Park Chan-Wook is a South Korean director of uncompromising
power and vision. Often his films make uncomfortable viewing
though they are never less than intriguingly entertaining,
he has quite justifiably been called the South Korean Quentin
Tarrantino and its easy to run out of superlatives when trying
to convey just how good the direction, stories and acting
are. These are great films which should find a place in everybody's
three films in this box set contain his trilogy on the themes
of vengeance, love and the personal costs of revenge. Sympathy
For Mr Vengeance, Old
Boy and Lady
Vengeance have all been previously been reviewed
in their special edition releases, so another would be more
than a little redundant. Instead we'll look at the box set
as a whole as, to be honest, if you already own these films
(and if not, why not?) it's going to be the extras which will
whet your appetite.
three films have very good clean anamorphic prints with an
audio choice of stereo, 5.1 or DTS with English subtitles.
one contains Sympathy For Mr Vengeance with a directors
commentary. Park's commentaries are always worth listening
to. His explanations tend to be the sort that illuminate the
film and film making process rather than being of the "aren't
we all great?" variety.
two and we're into the reason for buying the box set. If you
are new to Park's films then I can highly recommend that you
start with Jonathan Ross's documentary, which runs about sixteen
minutes, covering the director's work. As you would expect
from Ross, the arbiter of all things cool, the film is both
entertaining and informative.
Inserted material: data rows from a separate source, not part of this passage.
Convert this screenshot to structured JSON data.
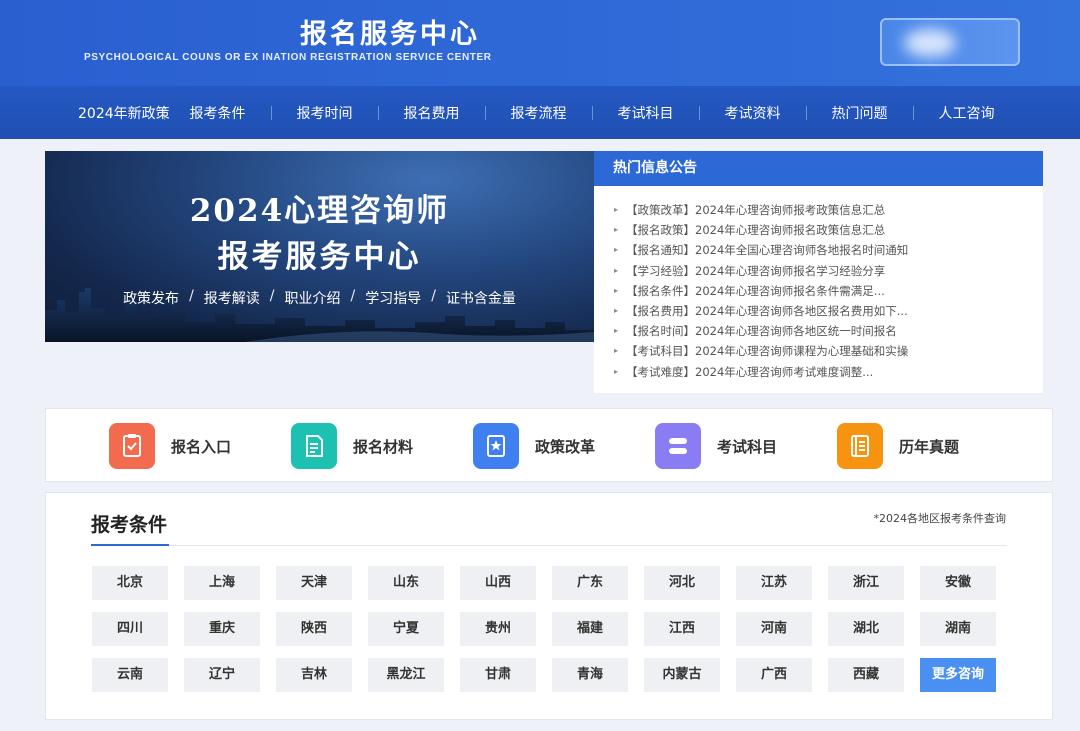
{
  "header": {
    "title": "报名服务中心",
    "subtitle": "PSYCHOLOGICAL COUNS   OR EX   INATION REGISTRATION SERVICE CENTER"
  },
  "nav": {
    "items": [
      "2024年新政策",
      "报考条件",
      "报考时间",
      "报名费用",
      "报考流程",
      "考试科目",
      "考试资料",
      "热门问题",
      "人工咨询"
    ]
  },
  "banner": {
    "line1": "2024心理咨询师",
    "line2": "报考服务中心",
    "tags": [
      "政策发布",
      "报考解读",
      "职业介绍",
      "学习指导",
      "证书含金量"
    ],
    "separator": "/"
  },
  "notice": {
    "title": "热门信息公告",
    "items": [
      {
        "tag": "【政策改革】",
        "text": "2024年心理咨询师报考政策信息汇总"
      },
      {
        "tag": "【报名政策】",
        "text": "2024年心理咨询师报名政策信息汇总"
      },
      {
        "tag": "【报名通知】",
        "text": "2024年全国心理咨询师各地报名时间通知"
      },
      {
        "tag": "【学习经验】",
        "text": "2024年心理咨询师报名学习经验分享"
      },
      {
        "tag": "【报名条件】",
        "text": "2024年心理咨询师报名条件需满足..."
      },
      {
        "tag": "【报名费用】",
        "text": "2024年心理咨询师各地区报名费用如下..."
      },
      {
        "tag": "【报名时间】",
        "text": "2024年心理咨询师各地区统一时间报名"
      },
      {
        "tag": "【考试科目】",
        "text": "2024年心理咨询师课程为心理基础和实操"
      },
      {
        "tag": "【考试难度】",
        "text": "2024年心理咨询师考试难度调整..."
      }
    ]
  },
  "quick": {
    "items": [
      {
        "label": "报名入口",
        "icon": "checklist-icon",
        "color": "#f26b4f"
      },
      {
        "label": "报名材料",
        "icon": "document-icon",
        "color": "#1cc1b2"
      },
      {
        "label": "政策改革",
        "icon": "star-book-icon",
        "color": "#3f7ff0"
      },
      {
        "label": "考试科目",
        "icon": "stack-icon",
        "color": "#8a7cf3"
      },
      {
        "label": "历年真题",
        "icon": "list-document-icon",
        "color": "#f69310"
      }
    ]
  },
  "conditions": {
    "title": "报考条件",
    "note": "*2024各地区报考条件查询",
    "regions": [
      "北京",
      "上海",
      "天津",
      "山东",
      "山西",
      "广东",
      "河北",
      "江苏",
      "浙江",
      "安徽",
      "四川",
      "重庆",
      "陕西",
      "宁夏",
      "贵州",
      "福建",
      "江西",
      "河南",
      "湖北",
      "湖南",
      "云南",
      "辽宁",
      "吉林",
      "黑龙江",
      "甘肃",
      "青海",
      "内蒙古",
      "广西",
      "西藏",
      "更多咨询"
    ]
  }
}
With many clips from his movies,
Park explains many of the reasons behind his narrative choices.
of Mr Vengeance is a visit to a sign language school.
If you haven't seen the film, the reason behind this is that
the main protagonist and his girlfriend are both deaf, which,
in the film leads to an almost surreal love scene when they
both express themselves through sign language. In this thirty-two
minute film, we are also shown the process that the crew went
through in bringing the story to the screen, including some
very gory special effects. You also get to see the actors
rehearsing their scenes and a little insight into Park's directing
My Boksu Story, running at seventeen minutes, is an
interview with Kang-Ho Song (who played the role of Dong-Jin,
the one who would become Mr Vengeance in the film)
as well as the other major actors who all discuss why they
got involved in the film in the first place. It even includes
a piece about the little girl whose murder sparks off the
To round off the disc you get a twenty-one minute film with
the crew talking about their experience of the film; storyboards;
and the original trailer.
three holds the, mad as a March hare, film Old Boy,
this film comes with three commentaries, one from the director
Park, another with Park and the cinematographer and the last
with Park and the cast. If you haven't gone nuts watching
the film four times to get all that in then you can re-whet
you appetite with the original trailer.
Disc four is where you'll find the new extras for Old Boy,
which consists of a single feature length documentary
called The Autobiography of Old Boy, which is longer
than the film itself and covers everything, and I mean everything,
you could ever wish to know about making the film. It has
loads of rehearsal footage. Personally I felt as exhausted
after watching this as the actors appeared to be, making it.
Still, it remains a fascinating fly on the wall look at the
process of bringing a film to fruition.
Disc five and we are into the last film of the trilogy, Lady
Vengeance, which comes supplied with a commentary by Park
and the lead actress; a commentary by the Director of Photography
and the Art Director; a commentary by Richard Pena; and an
introduction by Park himself, which just about covers this
beautiful work in its totality. If you had bought the previous
version then you're in for a real treat as the version in
the box set is the one that gradually fades to black and white,
the personal choice of Park and unavailable outside this set.
last disc contains the extras. The Making Of is a ten
minute short which gives you more of a flavour of the film,
rather than any in depth look at the process. The Style
of Lady Vengeance contains featurettes covering aspects
of visualisation, production design, art, costume and makeup.
You get alternative scenes with commentary; a look at the
characters; and a short film about the film's premier in Venice;
and five TV and trailer shots to round it off.
original releases garnered a healthy eight to nine marks,
but with the inclusion of the new extras Tartan have pushed
this set into the "must have" category.